*** Data to use ***

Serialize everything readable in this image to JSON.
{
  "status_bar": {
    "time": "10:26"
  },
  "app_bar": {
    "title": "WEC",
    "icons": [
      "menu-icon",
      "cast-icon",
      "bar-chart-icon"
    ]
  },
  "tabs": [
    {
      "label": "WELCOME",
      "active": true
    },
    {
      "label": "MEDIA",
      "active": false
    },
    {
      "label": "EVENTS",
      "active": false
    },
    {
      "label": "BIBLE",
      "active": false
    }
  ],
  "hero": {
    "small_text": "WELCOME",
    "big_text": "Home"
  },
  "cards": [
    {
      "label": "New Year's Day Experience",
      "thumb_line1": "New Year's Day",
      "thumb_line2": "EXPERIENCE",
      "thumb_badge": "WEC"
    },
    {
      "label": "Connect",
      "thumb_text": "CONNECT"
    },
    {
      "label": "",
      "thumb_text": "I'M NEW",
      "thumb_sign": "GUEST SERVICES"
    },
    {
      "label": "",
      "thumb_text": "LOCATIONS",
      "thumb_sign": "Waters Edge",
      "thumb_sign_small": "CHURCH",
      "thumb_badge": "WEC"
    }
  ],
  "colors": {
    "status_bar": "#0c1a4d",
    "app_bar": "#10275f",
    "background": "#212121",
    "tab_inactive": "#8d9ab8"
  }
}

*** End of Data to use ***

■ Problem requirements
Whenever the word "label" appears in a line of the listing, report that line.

■ Response for this exercise
      "label": "WELCOME",
      "label": "MEDIA",
      "label": "EVENTS",
      "label": "BIBLE",
      "label": "New Year's Day Experience",
      "label": "Connect",
      "label": "",
      "label": "",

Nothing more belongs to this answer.